sum of normalized least-squares differences between the calculated and measured values of the field quan-
tity at the boundaries then leads to the correct parameters in the analytic model for the spatial distribution
of the spatially varying material property.
Keywords: Inverse problems, diffusion coefficient, parameter identification, functionally graded materials
MSC 2010: 31A25, 65M32, 80A23
This paper deals with a general
–Levitan equation in one specic point, due to the properties of the method. That
allows the Monte Carlo method to be more eective in terms of span cost, compared with regular methods of
solving linear system. Results of numerical simulations are presented.
Keywords: Wave equation, inverse problems, Gelfand–Levitan equations, Monte Carlo methods, regulariza-
MSC 2010: 65C05, 65M32, 65R32
Received March 3, 2014; revised August 31, 2015; accepted August 31, 2015
This paper is focused on the numerical solution of
reduce the non-linear inverse problem to a family of linear integral equations. We consider the fast
algorithm for solving the relevant linear system, based on using the block-Toeplitz structure of the matrix.
The algorithm applied to the M. G. Krein equation allows to obtain the solution of the whole family of the
integral equations by solving only one linear system. Results of numerical calculations are presented.
Keywords: Inverse problems, Gelfand–Levitan method, M. G. Krein equation, fast Toeplitz algorithm
MSC 2010: 65M32, 65R20, 65F05
the subdomain covered by acoustic rays, which are emanated from the points of this part
orthogonally to the boundary. The determination is time-optimal: the longer the observation time is, the larger
the subdomain is, in which c is recovered. The numerical results are preceded with a brief exposition of the
relevant variant of the BC-method.
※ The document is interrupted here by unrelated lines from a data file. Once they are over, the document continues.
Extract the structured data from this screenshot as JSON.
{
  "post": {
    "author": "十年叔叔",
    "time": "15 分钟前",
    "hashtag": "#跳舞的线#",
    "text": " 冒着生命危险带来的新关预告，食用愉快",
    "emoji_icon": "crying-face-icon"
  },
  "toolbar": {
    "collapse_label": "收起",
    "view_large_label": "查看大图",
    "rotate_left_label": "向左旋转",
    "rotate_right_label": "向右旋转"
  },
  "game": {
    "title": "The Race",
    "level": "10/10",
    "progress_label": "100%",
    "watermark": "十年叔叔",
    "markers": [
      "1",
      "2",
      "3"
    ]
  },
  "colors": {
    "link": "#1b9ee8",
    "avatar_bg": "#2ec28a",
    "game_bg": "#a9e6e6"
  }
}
Keywords:Acoustic equation, time-domain inverse problem, determination frompart of boundary, boundary
MSC 2010: 35R30, 65M32, 86A22
Received May 21, 2015; accepted July 3, 2015
variational problem is discretized by
finite difference splitting methods and solved by the conjugate gradient method. Some numerical examples
are presented to show the efficiency of the method. Also as a by-product of the variational method, we
propose a numerical scheme for numerically estimating singular values of the solution operator in the
Keywords: Inverse problems, ill-posed problems, initial condition, boundary observations, finite difference
splitting method, variational method, singular values
MSC 2010: 65M32, 65N20, 65J20
We concerned with the asymptotic analysis for the dynamical probe method which is a reconstruction scheme to identify an anomaly inside a heat conductor from the Neumann-to-Dirichlet map. In this paper an inclusion was considered as an anomaly and we succeeded giving an improved asymptotic behavior of the indicator function defined in terms of the Neumann-to-Dirichlet map to identify not only the location of the inclusion but also some of its physical properties simultaneously. The two major improvements made for analyzing the asymptotic behavior of the indicator function are as follows. Firstly, we can know the distance to the boundary of unknown inclusion as we probe it from its outside. This improvement can avoid overshooting the boundary points as much as possible if we probe it from outside the inclusion numerically. Secondly, we can know the value of heat conductivity of inclusion as we probe close to the inclusion even without touching it.